Exploring the benefits of a home pembrolizumab infusion service for patients with advanced melanoma
evidence and practice    

Exploring the benefits of a home pembrolizumab infusion service for patients with advanced melanoma

Liz Gifford Clinical nurse specialist advanced melanoma, University Hospital Southampton NHS Foundation Trust, England

An increasing incidence of melanoma and recent scientific developments in systemic anti-cancer therapies have resulted in greater demand for immunotherapy, leading to escalating pressure on, and competing demand for, limited oncology day unit resources. A pilot evaluation of a service to provide immunotherapy in patients’ homes was undertaken to establish safety and feasibility. University Hospital Southampton recruited ten patients in hospital and three patients at home to have one cycle of pembrolizumab. Patients scored their experience and satisfaction of both settings using a Likert scale questionnaire. This article reports the results of the pilot, which shows increased patient satisfaction with home-based administration and greater convenience. Patients cited reduced time off work and travel costs as a socioeconomic benefit. Results also appear to show that home-based treatment is as safe as hospital administered immunotherapy.

The article discusses the need for excellent team work, communication and coordination to support positive patient experiences. It also highlights some of the difficulties of cross-boundary working and the limitations of a small sample group. The article describes an alternative approach to increasing demand on services taking into consideration the shift of resources from day care units to nurse specialists.

Cancer Nursing Practice. doi: 10.7748/cnp.2018.e1474

Citation

Gifford L (2018) Exploring the benefits of a home pembrolizumab infusion service for patients with advanced melanoma. Cancer Nursing Practice. doi: 10.7748/cnp.2018.e1474

Peer review

This article has been subject to external double-blind review and has been checked for plagiarism using automated software

Correspondence

liz.gifford@uhs.nhs.uk

Conflict of interest

None declared

Acknowledgements

Data collection and analysis were performed by Black Swan Analysis. Editorial support was provided by Succinct Medical Communications. The service evaluation, data collection and editorial support were fully funded by MSD (Merck Sharp Dohme)
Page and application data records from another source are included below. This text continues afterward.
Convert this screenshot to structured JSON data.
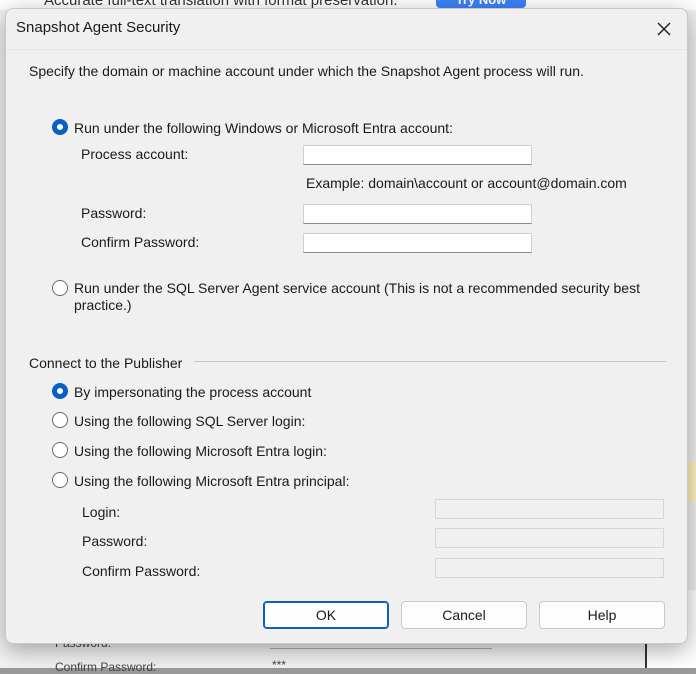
{
  "background": {
    "top_text": "Accurate full-text translation with format preservation.",
    "top_button": "Try Now",
    "bottom_label_password": "Password:",
    "bottom_label_confirm": "Confirm Password:",
    "bottom_value": "***"
  },
  "dialog": {
    "title": "Snapshot Agent Security",
    "description": "Specify the domain or machine account under which the Snapshot Agent process will run.",
    "option_windows_account": "Run under the following Windows or Microsoft Entra account:",
    "process_account_label": "Process account:",
    "process_account_value": "",
    "example_text": "Example: domain\\account or account@domain.com",
    "password_label": "Password:",
    "password_value": "",
    "confirm_password_label": "Confirm Password:",
    "confirm_password_value": "",
    "option_sql_agent": "Run under the SQL Server Agent service account (This is not a recommended security best practice.)",
    "publisher_group_label": "Connect to the Publisher",
    "publisher_options": [
      "By impersonating the process account",
      "Using the following SQL Server login:",
      "Using the following Microsoft Entra login:",
      "Using the following Microsoft Entra principal:"
    ],
    "login_label": "Login:",
    "pub_password_label": "Password:",
    "pub_confirm_password_label": "Confirm Password:",
    "buttons": {
      "ok": "OK",
      "cancel": "Cancel",
      "help": "Help"
    }
  },
  "colors": {
    "accent": "#0a5fc2",
    "dialog_bg": "#f0f0f0"
  },
  "icons": {
    "close": "close-icon"
  }
}
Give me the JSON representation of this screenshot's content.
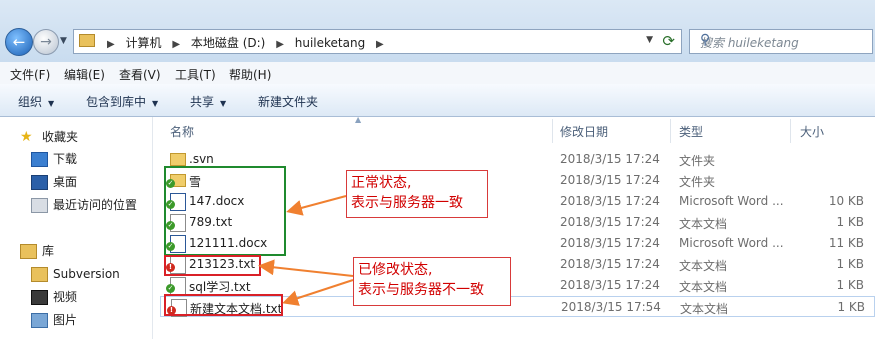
{
  "address": {
    "crumbs": [
      "计算机",
      "本地磁盘 (D:)",
      "huileketang"
    ]
  },
  "search": {
    "placeholder": "搜索 huileketang"
  },
  "menu": [
    "文件(F)",
    "编辑(E)",
    "查看(V)",
    "工具(T)",
    "帮助(H)"
  ],
  "commands": [
    {
      "label": "组织",
      "dropdown": true
    },
    {
      "label": "包含到库中",
      "dropdown": true
    },
    {
      "label": "共享",
      "dropdown": true
    },
    {
      "label": "新建文件夹",
      "dropdown": false
    }
  ],
  "nav": {
    "favorites": "收藏夹",
    "fav_items": [
      "下载",
      "桌面",
      "最近访问的位置"
    ],
    "libraries": "库",
    "lib_items": [
      "Subversion",
      "视频",
      "图片"
    ]
  },
  "columns": {
    "name": "名称",
    "date": "修改日期",
    "type": "类型",
    "size": "大小"
  },
  "files": [
    {
      "name": ".svn",
      "date": "2018/3/15 17:24",
      "type": "文件夹",
      "size": "",
      "icon": "folder",
      "status": "none"
    },
    {
      "name": "雪",
      "date": "2018/3/15 17:24",
      "type": "文件夹",
      "size": "",
      "icon": "folder",
      "status": "normal"
    },
    {
      "name": "147.docx",
      "date": "2018/3/15 17:24",
      "type": "Microsoft Word ...",
      "size": "10 KB",
      "icon": "word",
      "status": "normal"
    },
    {
      "name": "789.txt",
      "date": "2018/3/15 17:24",
      "type": "文本文档",
      "size": "1 KB",
      "icon": "doc",
      "status": "normal"
    },
    {
      "name": "121111.docx",
      "date": "2018/3/15 17:24",
      "type": "Microsoft Word ...",
      "size": "11 KB",
      "icon": "word",
      "status": "normal"
    },
    {
      "name": "213123.txt",
      "date": "2018/3/15 17:24",
      "type": "文本文档",
      "size": "1 KB",
      "icon": "doc",
      "status": "modified"
    },
    {
      "name": "sql学习.txt",
      "date": "2018/3/15 17:24",
      "type": "文本文档",
      "size": "1 KB",
      "icon": "doc",
      "status": "normal"
    },
    {
      "name": "新建文本文档.txt",
      "date": "2018/3/15 17:54",
      "type": "文本文档",
      "size": "1 KB",
      "icon": "doc",
      "status": "modified"
    }
  ],
  "annotations": {
    "normal": [
      "正常状态,",
      "表示与服务器一致"
    ],
    "modified": [
      "已修改状态,",
      "表示与服务器不一致"
    ]
  },
  "colors": {
    "annotation_text": "#d10000",
    "normal_box": "#1f8a2e",
    "modified_box": "#d92027",
    "arrow": "#f08030"
  }
}
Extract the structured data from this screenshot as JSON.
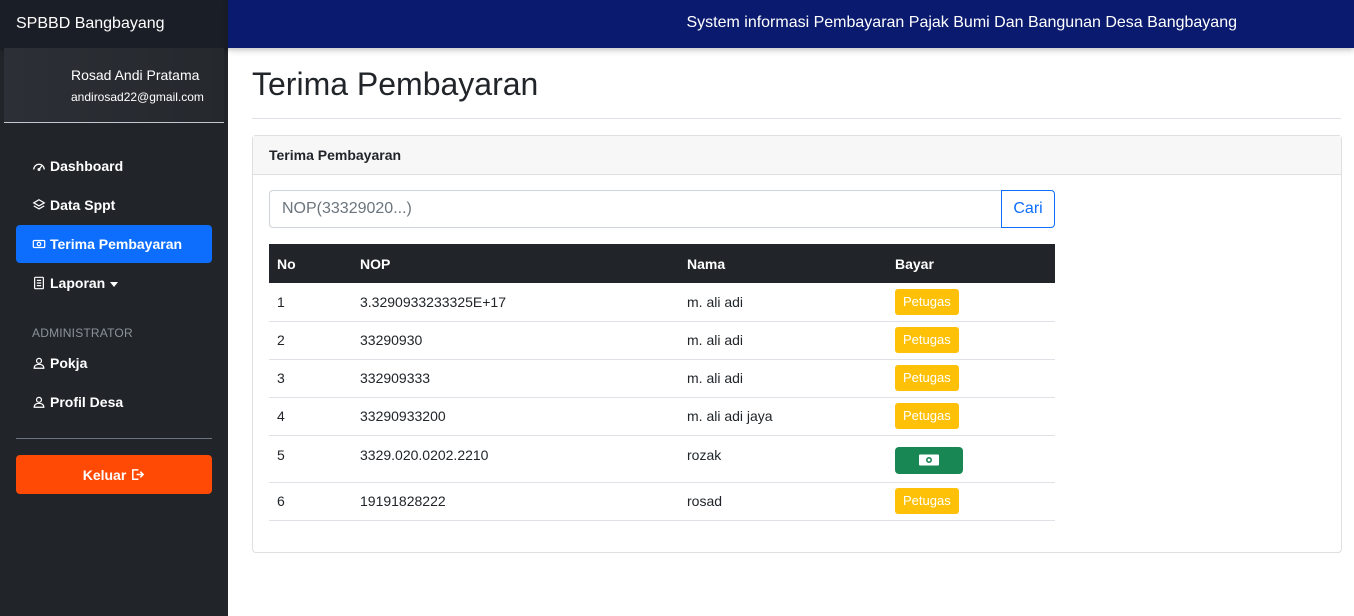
{
  "brand": "SPBBD Bangbayang",
  "user": {
    "name": "Rosad Andi Pratama",
    "email": "andirosad22@gmail.com"
  },
  "nav": {
    "dashboard": "Dashboard",
    "data_sppt": "Data Sppt",
    "terima_pembayaran": "Terima Pembayaran",
    "laporan": "Laporan",
    "admin_header": "ADMINISTRATOR",
    "pokja": "Pokja",
    "profil_desa": "Profil Desa",
    "logout": "Keluar"
  },
  "topbar": {
    "title": "System informasi Pembayaran Pajak Bumi Dan Bangunan Desa Bangbayang"
  },
  "page": {
    "title": "Terima Pembayaran"
  },
  "card": {
    "header": "Terima Pembayaran"
  },
  "search": {
    "placeholder": "NOP(33329020...)",
    "button": "Cari"
  },
  "table": {
    "headers": [
      "No",
      "NOP",
      "Nama",
      "Bayar"
    ],
    "rows": [
      {
        "no": "1",
        "nop": "3.3290933233325E+17",
        "nama": "m. ali adi",
        "bayar": "Petugas"
      },
      {
        "no": "2",
        "nop": "33290930",
        "nama": "m. ali adi",
        "bayar": "Petugas"
      },
      {
        "no": "3",
        "nop": "332909333",
        "nama": "m. ali adi",
        "bayar": "Petugas"
      },
      {
        "no": "4",
        "nop": "33290933200",
        "nama": "m. ali adi jaya",
        "bayar": "Petugas"
      },
      {
        "no": "5",
        "nop": "3329.020.0202.2210",
        "nama": "rozak",
        "bayar": "pay-icon"
      },
      {
        "no": "6",
        "nop": "19191828222",
        "nama": "rosad",
        "bayar": "Petugas"
      }
    ]
  },
  "colors": {
    "accent": "#0d6efd",
    "topbar": "#0a1a6e",
    "sidebar": "#212529",
    "logout": "#ff4a06",
    "badge": "#ffc107",
    "pay": "#198754"
  }
}
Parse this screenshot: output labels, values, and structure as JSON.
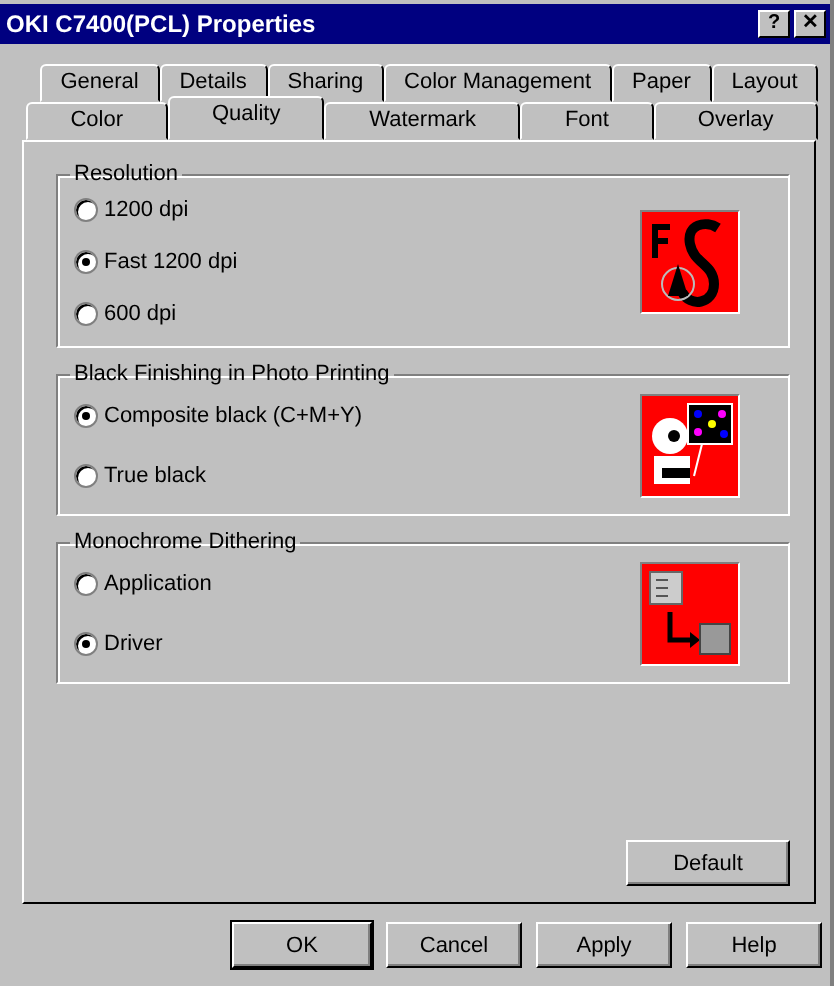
{
  "window": {
    "title": "OKI C7400(PCL) Properties",
    "help_button": "?",
    "close_button": "✕"
  },
  "tabs": [
    [
      {
        "label": "General",
        "selected": false
      },
      {
        "label": "Details",
        "selected": false
      },
      {
        "label": "Sharing",
        "selected": false
      },
      {
        "label": "Color Management",
        "selected": false
      },
      {
        "label": "Paper",
        "selected": false
      },
      {
        "label": "Layout",
        "selected": false
      }
    ],
    [
      {
        "label": "Color",
        "selected": false
      },
      {
        "label": "Quality",
        "selected": true
      },
      {
        "label": "Watermark",
        "selected": false
      },
      {
        "label": "Font",
        "selected": false
      },
      {
        "label": "Overlay",
        "selected": false
      }
    ]
  ],
  "groups": [
    {
      "title": "Resolution",
      "kind": "font",
      "options": [
        {
          "label": "1200 dpi",
          "selected": false
        },
        {
          "label": "Fast 1200 dpi",
          "selected": true
        },
        {
          "label": "600 dpi",
          "selected": false
        }
      ]
    },
    {
      "title": "Black Finishing in Photo Printing",
      "kind": "photo",
      "options": [
        {
          "label": "Composite black (C+M+Y)",
          "selected": true
        },
        {
          "label": "True black",
          "selected": false
        }
      ]
    },
    {
      "title": "Monochrome Dithering",
      "kind": "dither",
      "options": [
        {
          "label": "Application",
          "selected": false
        },
        {
          "label": "Driver",
          "selected": true
        }
      ]
    }
  ],
  "default_button": "Default",
  "buttons": [
    {
      "label": "OK",
      "default": true
    },
    {
      "label": "Cancel",
      "default": false
    },
    {
      "label": "Apply",
      "default": false
    },
    {
      "label": "Help",
      "default": false
    }
  ]
}
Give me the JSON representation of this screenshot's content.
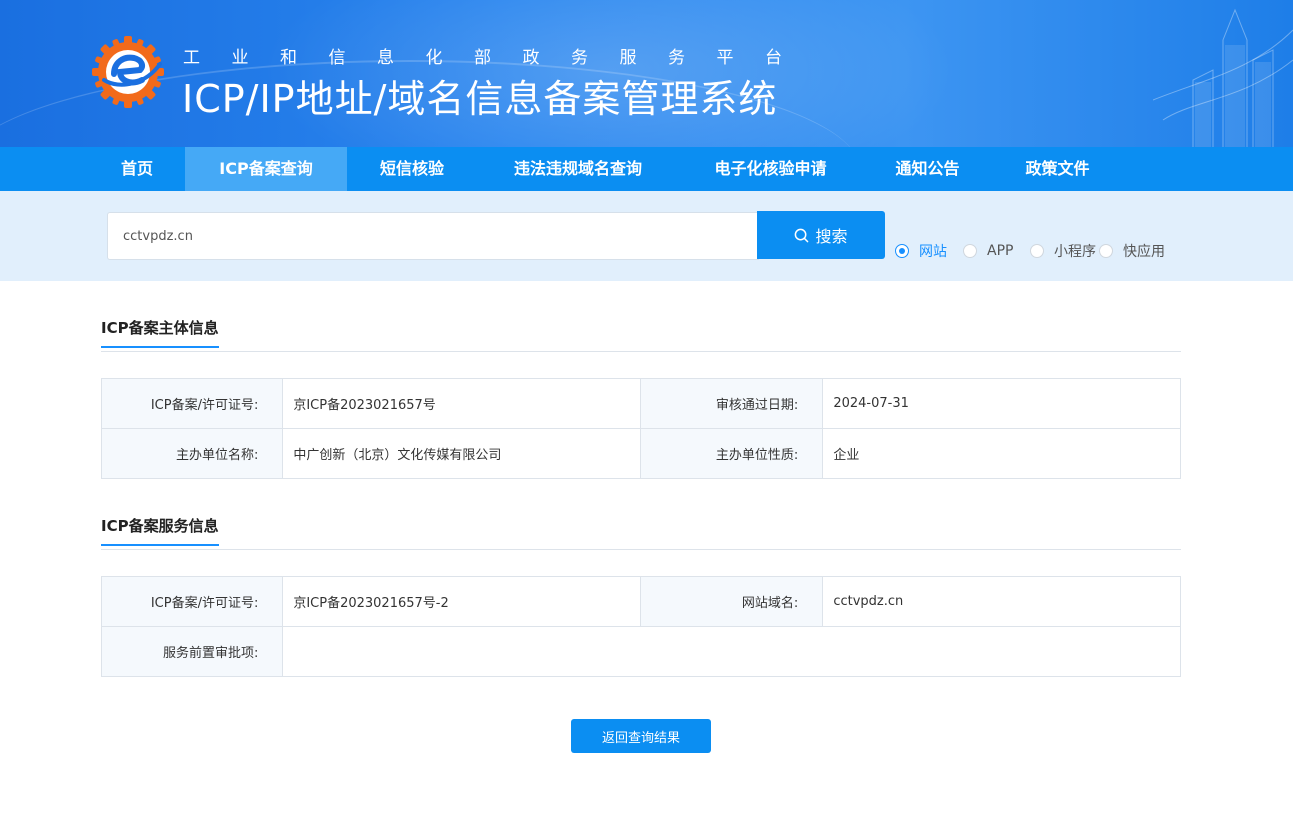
{
  "header": {
    "subtitle": "工业和信息化部政务服务平台",
    "title": "ICP/IP地址/域名信息备案管理系统"
  },
  "nav": {
    "items": [
      {
        "label": "首页"
      },
      {
        "label": "ICP备案查询",
        "active": true
      },
      {
        "label": "短信核验"
      },
      {
        "label": "违法违规域名查询"
      },
      {
        "label": "电子化核验申请"
      },
      {
        "label": "通知公告"
      },
      {
        "label": "政策文件"
      }
    ]
  },
  "search": {
    "value": "cctvpdz.cn",
    "button_label": "搜索",
    "button_icon": "search-icon",
    "options": [
      {
        "label": "网站",
        "checked": true
      },
      {
        "label": "APP",
        "checked": false
      },
      {
        "label": "小程序",
        "checked": false
      },
      {
        "label": "快应用",
        "checked": false
      }
    ]
  },
  "subject": {
    "title": "ICP备案主体信息",
    "license_label": "ICP备案/许可证号:",
    "license_value": "京ICP备2023021657号",
    "approve_date_label": "审核通过日期:",
    "approve_date_value": "2024-07-31",
    "org_name_label": "主办单位名称:",
    "org_name_value": "中广创新（北京）文化传媒有限公司",
    "org_type_label": "主办单位性质:",
    "org_type_value": "企业"
  },
  "service": {
    "title": "ICP备案服务信息",
    "license_label": "ICP备案/许可证号:",
    "license_value": "京ICP备2023021657号-2",
    "domain_label": "网站域名:",
    "domain_value": "cctvpdz.cn",
    "preapproval_label": "服务前置审批项:",
    "preapproval_value": ""
  },
  "back_button_label": "返回查询结果",
  "colors": {
    "primary": "#0b8ef2",
    "nav_active": "#45a9f6",
    "search_band": "#e1effc",
    "radio_checked": "#1890ff"
  }
}
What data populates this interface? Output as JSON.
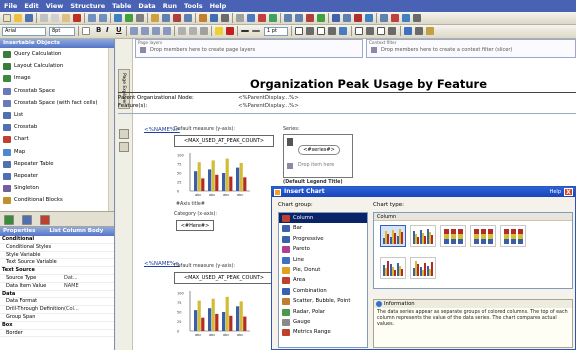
{
  "menu": [
    "File",
    "Edit",
    "View",
    "Structure",
    "Table",
    "Data",
    "Run",
    "Tools",
    "Help"
  ],
  "format_toolbar": {
    "font": "Arial",
    "size": "8pt",
    "bold": "B",
    "italic": "I",
    "underline": "U",
    "line_width": "1 pt"
  },
  "left_panel": {
    "title": "Insertable Objects",
    "items": [
      {
        "label": "Query Calculation",
        "icon": "query-calculation-icon",
        "color": "#3a7d3a"
      },
      {
        "label": "Layout Calculation",
        "icon": "layout-calculation-icon",
        "color": "#3a7d3a"
      },
      {
        "label": "Image",
        "icon": "image-icon",
        "color": "#3a8a3a"
      },
      {
        "label": "Crosstab Space",
        "icon": "crosstab-space-icon",
        "color": "#6a7ab8"
      },
      {
        "label": "Crosstab Space (with fact cells)",
        "icon": "crosstab-space-fact-icon",
        "color": "#6a7ab8"
      },
      {
        "label": "List",
        "icon": "list-icon",
        "color": "#5070b0"
      },
      {
        "label": "Crosstab",
        "icon": "crosstab-icon",
        "color": "#5070b0"
      },
      {
        "label": "Chart",
        "icon": "chart-icon",
        "color": "#c04030"
      },
      {
        "label": "Map",
        "icon": "map-icon",
        "color": "#4a8ad0"
      },
      {
        "label": "Repeater Table",
        "icon": "repeater-table-icon",
        "color": "#5070b0"
      },
      {
        "label": "Repeater",
        "icon": "repeater-icon",
        "color": "#5070b0"
      },
      {
        "label": "Singleton",
        "icon": "singleton-icon",
        "color": "#7060a0"
      },
      {
        "label": "Conditional Blocks",
        "icon": "conditional-blocks-icon",
        "color": "#c09030"
      }
    ]
  },
  "properties": {
    "title": "Properties",
    "subtitle": "List Column Body",
    "rows": [
      {
        "k": "Conditional",
        "v": "",
        "section": true
      },
      {
        "k": "Conditional Styles",
        "v": ""
      },
      {
        "k": "Style Variable",
        "v": ""
      },
      {
        "k": "Text Source Variable",
        "v": ""
      },
      {
        "k": "Text Source",
        "v": "",
        "section": true
      },
      {
        "k": "Source Type",
        "v": "Dat..."
      },
      {
        "k": "Data Item Value",
        "v": "NAME"
      },
      {
        "k": "Data",
        "v": "",
        "section": true
      },
      {
        "k": "Data Format",
        "v": ""
      },
      {
        "k": "Drill-Through Definitions",
        "v": "(Col..."
      },
      {
        "k": "Group Span",
        "v": ""
      },
      {
        "k": "Box",
        "v": "",
        "section": true
      },
      {
        "k": "Border",
        "v": ""
      }
    ]
  },
  "workspace": {
    "page_layers": "Page layers",
    "page_layers_hint": "Drop members here to create page layers",
    "context_filter": "Context filter",
    "context_filter_hint": "Drop members here to create a context filter (slicer)",
    "page_explorer": "Page Explorer",
    "report_title": "Organization Peak Usage by Feature",
    "param1_label": "Parent Organizational Node:",
    "param1_value": "<%ParentDisplay...%>",
    "param2_label": "Feature(s):",
    "param2_value": "<%ParentDisplay...%>",
    "name_label": "<%NAME%>",
    "default_measure_label": "Default measure (y-axis):",
    "default_measure_value": "<MAX_USED_AT_PEAK_COUNT>",
    "series_label": "Series:",
    "series_value": "<#series#>",
    "drop_items": "Drop item here",
    "legend_title": "(Default Legend Title)",
    "axis_title": "#Axis title#",
    "category_label": "Category (x-axis):",
    "category_value": "<#Here#>",
    "tick": "abc"
  },
  "dialog": {
    "title": "Insert Chart",
    "help": "Help",
    "close": "X",
    "chart_group_label": "Chart group:",
    "chart_type_label": "Chart type:",
    "groups": [
      {
        "label": "Column",
        "icon": "column-chart-icon",
        "color": "#c04030",
        "selected": true
      },
      {
        "label": "Bar",
        "icon": "bar-chart-icon",
        "color": "#3a60b0"
      },
      {
        "label": "Progressive",
        "icon": "progressive-chart-icon",
        "color": "#3a60b0"
      },
      {
        "label": "Pareto",
        "icon": "pareto-chart-icon",
        "color": "#b04090"
      },
      {
        "label": "Line",
        "icon": "line-chart-icon",
        "color": "#4070c0"
      },
      {
        "label": "Pie, Donut",
        "icon": "pie-chart-icon",
        "color": "#e0a020"
      },
      {
        "label": "Area",
        "icon": "area-chart-icon",
        "color": "#c04030"
      },
      {
        "label": "Combination",
        "icon": "combination-chart-icon",
        "color": "#3a60b0"
      },
      {
        "label": "Scatter, Bubble, Point",
        "icon": "scatter-chart-icon",
        "color": "#c08030"
      },
      {
        "label": "Radar, Polar",
        "icon": "radar-chart-icon",
        "color": "#4a9a4a"
      },
      {
        "label": "Gauge",
        "icon": "gauge-chart-icon",
        "color": "#8a8a8a"
      },
      {
        "label": "Metrics Range",
        "icon": "metrics-range-icon",
        "color": "#c04030"
      }
    ],
    "type_header": "Column",
    "info_title": "Information",
    "info_text": "The data series appear as separate groups of colored columns. The top of each column represents the value of the data series. The chart compares actual values."
  },
  "colors": {
    "series1": "#3a5fa8",
    "series2": "#d2bd35",
    "series3": "#b32b22",
    "accent": "#2a62d8"
  }
}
Published online: 06 June 2018

You need a subscription to read the full article